tensor33
I understand that the special orthogonal group consists of matrices x such that $x\cdot x=I$ and $detx=1$ where I is the identity matrix and det x means the determinant of x. I get why the matrices following the rule $x\cdot x=I$ are matrices involved with rotations because they preserve the dot products of vectors. The part I dont get is why the matrices involved with rotation must have determinant 1.

Muphrid
A pure rotation should not dilate or shrink any volume. The determinant of a linear operator is the scale factor by which the volume element increases. Hence, the determinant of a rotation operator must be 1.

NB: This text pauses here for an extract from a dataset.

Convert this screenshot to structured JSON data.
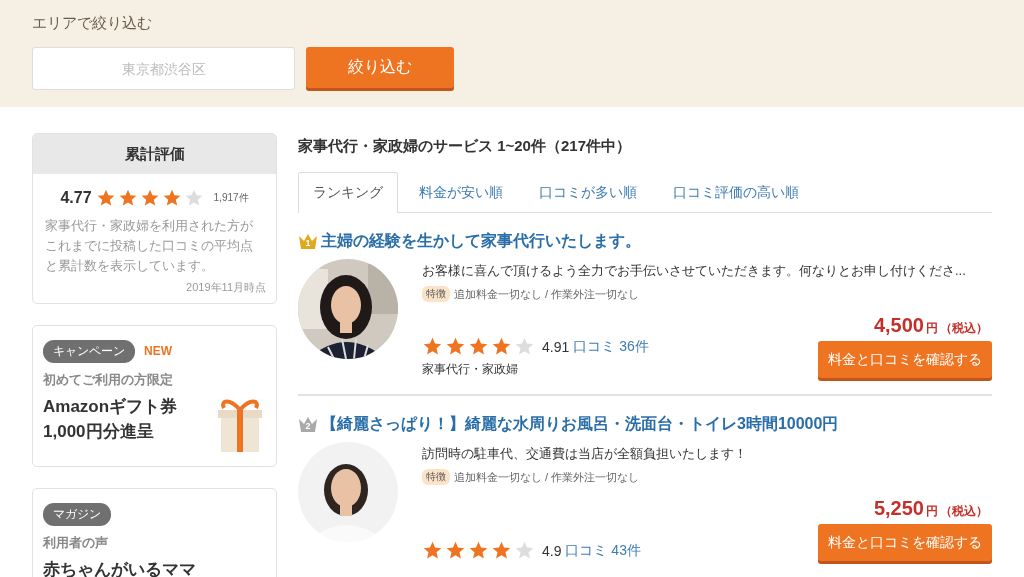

Staff Emeritus
Homework Helper
I understand that the special orthogonal group consists of matrices x such that $x\cdot x=I$ and $detx=1$ where I is the identity matrix and det x means the determinant of x. I get why the matrices following the rule $x\cdot x=I$ are matrices involved with rotations because they preserve the dot products of vectors. The part I dont get is why the matrices involved with rotation must have determinant 1.

Did you mean $x\cdot x^T=I$??

A pure rotation should not dilate or shrink any volume. The determinant of a linear operator is the scale factor by which the volume element increases. Hence, the determinant of a rotation operator must be 1.

That doesn't really explain why the determinant can't be -1, which is what the OP is asking.
The reason is that rotations preserves the orientation of a basis. If we have a right-handed basis, then rotations of this will be right-handed as well.
As an example of an orthogonal matrix that does not preserve the orientation, you can probably take a reflection.

Staff Emeritus
I understand that the special orthogonal group consists of matrices x such that $x\cdot x=I$ and $detx=1$ where I is the identity matrix and det x means the determinant of x. I get why the matrices following the rule $x\cdot x=I$ are matrices involved with rotations because they preserve the dot products of vectors. The part I dont get is why the matrices involved with rotation must have determinant 1.
Did you mean $x\cdot x^T=I$??